I was raised to believe, perhaps naively, that setting aside my own self-interest in the interest of something bigger is a basic duty of citizenship in America. But the deplorable selfishness shown by these CEOs is a reminder that citizenship is no longer a requirement of the political process, and unchecked greed knows no shame. So much for sharing the pain, I guess.

Originally published at Washington Policy Watch

How the Chained CPI is a stealth cut to Social Security benefits

The Center for Economic Policy Research (CEPR) has published a brief on one of the proposed changes to Social Security under the “fiscal cliff” deal – this one known as the “Chained CPI.” The Chained CPI is a bit complex, but here’s the bottom line: it would cut benefits for Social Security recipients by shrinking annual cost-of-living adjustments.

CEPR calculates that it would equal a 3% benefit cut over 10 years, a 6% benefit cut over 20 years, and 9% after 30 years. For the average worker retiring at age 65, this would mean a cut of about $650 each year by age 75 and a cut of roughly $1,130 each year at age 85. This is especially significant given 3-out-of-5 seniors rely on Social Security for more than half of their income.


Some argue the Chained CPI is a more accurate calculation of inflation, but this is not the case for seniors. As we reported in an earlier post, seniors tend to spend more money on health insurance, hospitals, prescription drugs, and nursing care – expenses that are not taken into account by the current CPI calculation. The Bureau of Labor Statistics, which manages the CPI indices, has created an experimental index called the CPI-Elderly, which more accurately reflects the costs faced by seniors. The CPI-Elderly shows a rate of inflation about 0.3% higher than the current CPI calculation.

CEPR also reports the Chained CPI amounts to a stealth tax increase on all Americans, but especially those at middle and lower incomes: “For example, workers with incomes between $10,000 and $20,000 would experience an increased tax burden of 14.5 percent, while those with incomes over $1,000,000 would just see an increase of 0.1 percent.”

Read more from The Chained CPI: A Painful Cut in Social Security Benefits and a Stealth Tax Hike

Originally published at Washington Policy Watch

What about the Middle Class?

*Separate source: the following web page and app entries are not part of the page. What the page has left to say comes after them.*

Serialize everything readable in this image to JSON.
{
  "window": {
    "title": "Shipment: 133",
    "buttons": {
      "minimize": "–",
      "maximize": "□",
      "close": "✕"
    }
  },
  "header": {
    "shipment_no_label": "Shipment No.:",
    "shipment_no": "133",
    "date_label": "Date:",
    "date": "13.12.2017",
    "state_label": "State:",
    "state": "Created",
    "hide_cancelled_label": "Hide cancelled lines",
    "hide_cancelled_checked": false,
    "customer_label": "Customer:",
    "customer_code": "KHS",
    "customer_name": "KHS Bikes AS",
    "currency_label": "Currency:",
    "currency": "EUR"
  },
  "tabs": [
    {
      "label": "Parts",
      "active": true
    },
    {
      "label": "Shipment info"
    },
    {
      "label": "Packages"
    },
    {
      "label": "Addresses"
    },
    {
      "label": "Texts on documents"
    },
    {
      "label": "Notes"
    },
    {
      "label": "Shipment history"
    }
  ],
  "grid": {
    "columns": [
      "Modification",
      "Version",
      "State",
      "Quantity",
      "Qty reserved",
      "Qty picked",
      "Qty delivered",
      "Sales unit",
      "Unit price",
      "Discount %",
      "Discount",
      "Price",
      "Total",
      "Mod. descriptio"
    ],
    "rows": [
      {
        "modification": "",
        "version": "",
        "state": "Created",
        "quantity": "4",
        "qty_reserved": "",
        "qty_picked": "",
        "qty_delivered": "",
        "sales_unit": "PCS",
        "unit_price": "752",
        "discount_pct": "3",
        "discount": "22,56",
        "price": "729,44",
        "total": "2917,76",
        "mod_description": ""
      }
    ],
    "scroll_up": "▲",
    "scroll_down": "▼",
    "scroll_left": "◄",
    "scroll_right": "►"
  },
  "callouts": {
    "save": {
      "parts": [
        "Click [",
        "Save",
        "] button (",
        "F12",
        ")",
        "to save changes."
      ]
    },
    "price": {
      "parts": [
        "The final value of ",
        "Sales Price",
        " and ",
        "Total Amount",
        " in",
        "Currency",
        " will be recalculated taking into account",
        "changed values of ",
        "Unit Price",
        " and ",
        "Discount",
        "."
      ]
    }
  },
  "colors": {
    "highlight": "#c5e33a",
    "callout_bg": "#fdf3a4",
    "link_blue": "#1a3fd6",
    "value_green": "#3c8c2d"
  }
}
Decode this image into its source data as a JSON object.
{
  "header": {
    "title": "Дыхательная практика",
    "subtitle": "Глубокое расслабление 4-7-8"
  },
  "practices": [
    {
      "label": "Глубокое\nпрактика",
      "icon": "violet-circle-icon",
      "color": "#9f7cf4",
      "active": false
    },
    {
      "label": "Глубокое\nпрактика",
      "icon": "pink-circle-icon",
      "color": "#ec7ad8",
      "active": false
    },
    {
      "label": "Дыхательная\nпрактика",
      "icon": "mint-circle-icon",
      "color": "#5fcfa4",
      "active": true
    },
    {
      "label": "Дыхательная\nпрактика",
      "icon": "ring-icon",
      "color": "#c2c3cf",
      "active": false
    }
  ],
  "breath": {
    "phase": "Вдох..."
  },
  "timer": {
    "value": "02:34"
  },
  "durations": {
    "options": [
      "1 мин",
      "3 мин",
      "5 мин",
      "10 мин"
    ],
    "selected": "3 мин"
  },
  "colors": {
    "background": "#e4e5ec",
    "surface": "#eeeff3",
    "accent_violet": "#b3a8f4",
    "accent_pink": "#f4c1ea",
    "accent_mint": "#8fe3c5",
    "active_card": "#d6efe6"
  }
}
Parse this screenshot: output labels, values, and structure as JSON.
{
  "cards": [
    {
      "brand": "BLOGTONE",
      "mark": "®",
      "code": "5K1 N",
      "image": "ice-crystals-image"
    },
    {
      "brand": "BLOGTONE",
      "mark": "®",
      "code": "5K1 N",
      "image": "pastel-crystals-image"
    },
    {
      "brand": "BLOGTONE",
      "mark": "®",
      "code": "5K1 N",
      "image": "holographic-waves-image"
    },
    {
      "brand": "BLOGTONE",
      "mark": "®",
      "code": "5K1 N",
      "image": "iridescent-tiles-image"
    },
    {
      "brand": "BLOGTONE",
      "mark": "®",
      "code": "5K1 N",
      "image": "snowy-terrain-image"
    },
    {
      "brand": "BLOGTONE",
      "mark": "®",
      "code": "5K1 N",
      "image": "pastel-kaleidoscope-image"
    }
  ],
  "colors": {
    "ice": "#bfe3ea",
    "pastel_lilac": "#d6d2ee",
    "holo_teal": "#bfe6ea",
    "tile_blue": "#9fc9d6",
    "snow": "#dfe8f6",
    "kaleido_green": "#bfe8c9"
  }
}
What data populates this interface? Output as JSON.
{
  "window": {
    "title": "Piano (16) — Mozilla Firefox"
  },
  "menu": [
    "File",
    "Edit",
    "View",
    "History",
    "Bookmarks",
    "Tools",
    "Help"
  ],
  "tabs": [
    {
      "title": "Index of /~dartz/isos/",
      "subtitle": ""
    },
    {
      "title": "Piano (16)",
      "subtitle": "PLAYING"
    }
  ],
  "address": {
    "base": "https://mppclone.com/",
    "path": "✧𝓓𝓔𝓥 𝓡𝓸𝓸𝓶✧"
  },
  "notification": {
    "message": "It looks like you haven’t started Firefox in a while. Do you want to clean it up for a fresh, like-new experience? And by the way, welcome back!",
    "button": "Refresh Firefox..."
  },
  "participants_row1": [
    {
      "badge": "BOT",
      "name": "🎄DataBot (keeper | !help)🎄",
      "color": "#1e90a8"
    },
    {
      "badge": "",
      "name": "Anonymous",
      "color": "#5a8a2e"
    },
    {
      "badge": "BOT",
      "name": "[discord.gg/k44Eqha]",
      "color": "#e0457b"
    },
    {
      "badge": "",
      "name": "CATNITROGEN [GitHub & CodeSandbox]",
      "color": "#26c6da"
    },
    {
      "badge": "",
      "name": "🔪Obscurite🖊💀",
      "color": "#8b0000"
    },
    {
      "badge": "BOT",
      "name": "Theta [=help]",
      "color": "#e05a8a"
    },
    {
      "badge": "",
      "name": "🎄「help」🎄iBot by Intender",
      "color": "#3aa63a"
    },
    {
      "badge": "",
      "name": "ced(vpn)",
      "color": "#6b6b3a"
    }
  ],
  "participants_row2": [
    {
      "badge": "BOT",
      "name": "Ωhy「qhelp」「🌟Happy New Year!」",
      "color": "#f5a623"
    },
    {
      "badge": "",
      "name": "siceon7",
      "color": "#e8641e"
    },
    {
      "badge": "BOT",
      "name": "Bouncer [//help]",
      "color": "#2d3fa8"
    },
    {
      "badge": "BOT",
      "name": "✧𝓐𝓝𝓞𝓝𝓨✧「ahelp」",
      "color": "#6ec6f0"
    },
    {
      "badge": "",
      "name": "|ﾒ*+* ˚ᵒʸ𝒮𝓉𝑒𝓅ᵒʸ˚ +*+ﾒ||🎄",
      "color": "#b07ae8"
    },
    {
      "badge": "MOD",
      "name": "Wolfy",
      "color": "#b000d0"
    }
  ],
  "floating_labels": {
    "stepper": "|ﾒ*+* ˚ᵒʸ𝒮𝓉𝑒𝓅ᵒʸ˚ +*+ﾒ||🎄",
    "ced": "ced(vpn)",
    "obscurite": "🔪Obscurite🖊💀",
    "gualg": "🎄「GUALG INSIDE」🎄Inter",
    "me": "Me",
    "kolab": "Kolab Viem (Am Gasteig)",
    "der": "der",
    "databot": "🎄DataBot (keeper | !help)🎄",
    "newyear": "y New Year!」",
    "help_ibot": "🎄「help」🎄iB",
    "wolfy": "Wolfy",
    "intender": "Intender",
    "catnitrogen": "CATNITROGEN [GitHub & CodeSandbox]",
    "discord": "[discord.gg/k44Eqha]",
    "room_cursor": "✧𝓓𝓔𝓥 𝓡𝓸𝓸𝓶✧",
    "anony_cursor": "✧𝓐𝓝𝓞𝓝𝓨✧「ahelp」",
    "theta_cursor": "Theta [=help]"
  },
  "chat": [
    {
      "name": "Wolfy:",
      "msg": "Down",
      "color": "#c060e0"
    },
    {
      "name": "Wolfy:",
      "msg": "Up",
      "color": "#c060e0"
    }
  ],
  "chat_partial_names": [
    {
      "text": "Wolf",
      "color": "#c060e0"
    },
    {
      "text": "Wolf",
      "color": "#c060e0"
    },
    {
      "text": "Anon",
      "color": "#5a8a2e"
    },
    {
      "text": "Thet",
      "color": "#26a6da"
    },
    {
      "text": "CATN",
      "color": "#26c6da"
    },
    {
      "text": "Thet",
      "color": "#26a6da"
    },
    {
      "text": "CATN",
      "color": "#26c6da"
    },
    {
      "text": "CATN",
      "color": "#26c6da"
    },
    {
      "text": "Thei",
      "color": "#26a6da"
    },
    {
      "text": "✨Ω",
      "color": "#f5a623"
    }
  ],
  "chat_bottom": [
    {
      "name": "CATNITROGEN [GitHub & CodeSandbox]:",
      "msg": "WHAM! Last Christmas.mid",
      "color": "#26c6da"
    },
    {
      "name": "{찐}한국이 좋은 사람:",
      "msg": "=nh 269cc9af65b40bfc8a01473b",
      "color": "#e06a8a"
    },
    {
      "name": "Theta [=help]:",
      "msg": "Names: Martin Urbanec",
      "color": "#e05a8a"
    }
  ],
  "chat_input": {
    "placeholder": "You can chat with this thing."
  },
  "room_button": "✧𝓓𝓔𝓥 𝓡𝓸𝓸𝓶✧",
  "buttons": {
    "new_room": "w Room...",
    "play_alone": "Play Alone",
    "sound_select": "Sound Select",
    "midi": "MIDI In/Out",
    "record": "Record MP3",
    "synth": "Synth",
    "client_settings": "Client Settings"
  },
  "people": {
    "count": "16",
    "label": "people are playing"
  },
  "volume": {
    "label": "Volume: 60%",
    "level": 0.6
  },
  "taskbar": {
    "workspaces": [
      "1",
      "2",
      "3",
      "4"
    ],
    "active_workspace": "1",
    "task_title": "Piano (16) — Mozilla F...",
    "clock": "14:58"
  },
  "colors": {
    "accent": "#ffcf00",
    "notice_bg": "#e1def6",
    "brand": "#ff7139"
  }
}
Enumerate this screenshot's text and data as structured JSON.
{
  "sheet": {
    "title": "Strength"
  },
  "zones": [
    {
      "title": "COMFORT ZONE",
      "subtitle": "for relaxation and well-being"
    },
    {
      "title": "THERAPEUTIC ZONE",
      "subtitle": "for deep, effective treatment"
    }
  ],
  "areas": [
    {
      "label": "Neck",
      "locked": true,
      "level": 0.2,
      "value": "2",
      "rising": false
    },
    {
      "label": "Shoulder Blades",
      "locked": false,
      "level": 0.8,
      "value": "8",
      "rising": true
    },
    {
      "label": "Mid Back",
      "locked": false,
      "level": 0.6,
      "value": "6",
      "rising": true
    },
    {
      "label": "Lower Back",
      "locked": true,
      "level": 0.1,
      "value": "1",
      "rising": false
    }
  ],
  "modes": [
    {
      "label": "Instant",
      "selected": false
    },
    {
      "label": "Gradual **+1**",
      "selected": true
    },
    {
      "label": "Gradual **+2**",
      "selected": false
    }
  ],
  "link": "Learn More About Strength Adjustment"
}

The title of recent article in Bloomberg Businessweek says it all: Top 1% Got 93% of Income Growth as Rich-Poor Gap Widened.

Much of this imbalance in income growth can be explained by looking at where the growth has happened. Big gains in the stock market have buoyed most indexes close to pre-recession levels, but home values remain largely stagnant or continue to drop. Of course, few middle- and lower-class Americans have the resources to invest on Wall Street – much of their wealth is tied up in their home value – so the current system favors wealthier Americans.

share of income growth, u.s. 2010

As the above graphic shows, the bottom 99% of Americans saw an average income growth of just 7% in 2010. Separated further, the bottom 80% of Americans actually saw their share of income decrease – with the poorest 20% of Americans experiencing a decline of 20% since the 1980s.

From Bloomberg:

The earnings gap between rich and poor Americans was the widest in more than four decades in 2011, Census data show, surpassing income inequality previously reported in Uganda and Kazakhstan. The notion that each generation does better than the last — one aspect of the American Dream — has been challenged by evidence that average family incomes fell last decade for the first time since World War II.

In this recovery it’s proved better to own stock than a house. For stockholders like Hemsley, the value of all outstanding shares has soared $6 trillion to $17 trillion since June 2009, the recession’s end. Even after a recent rebound, the value of owner-occupied housing, the chief asset of most middle- income families, has dropped $41 billion in the same period, part of a $5.8 trillion loss in home values since 2006.

Read the full article here.

(Originally published at Washington Policy Watch)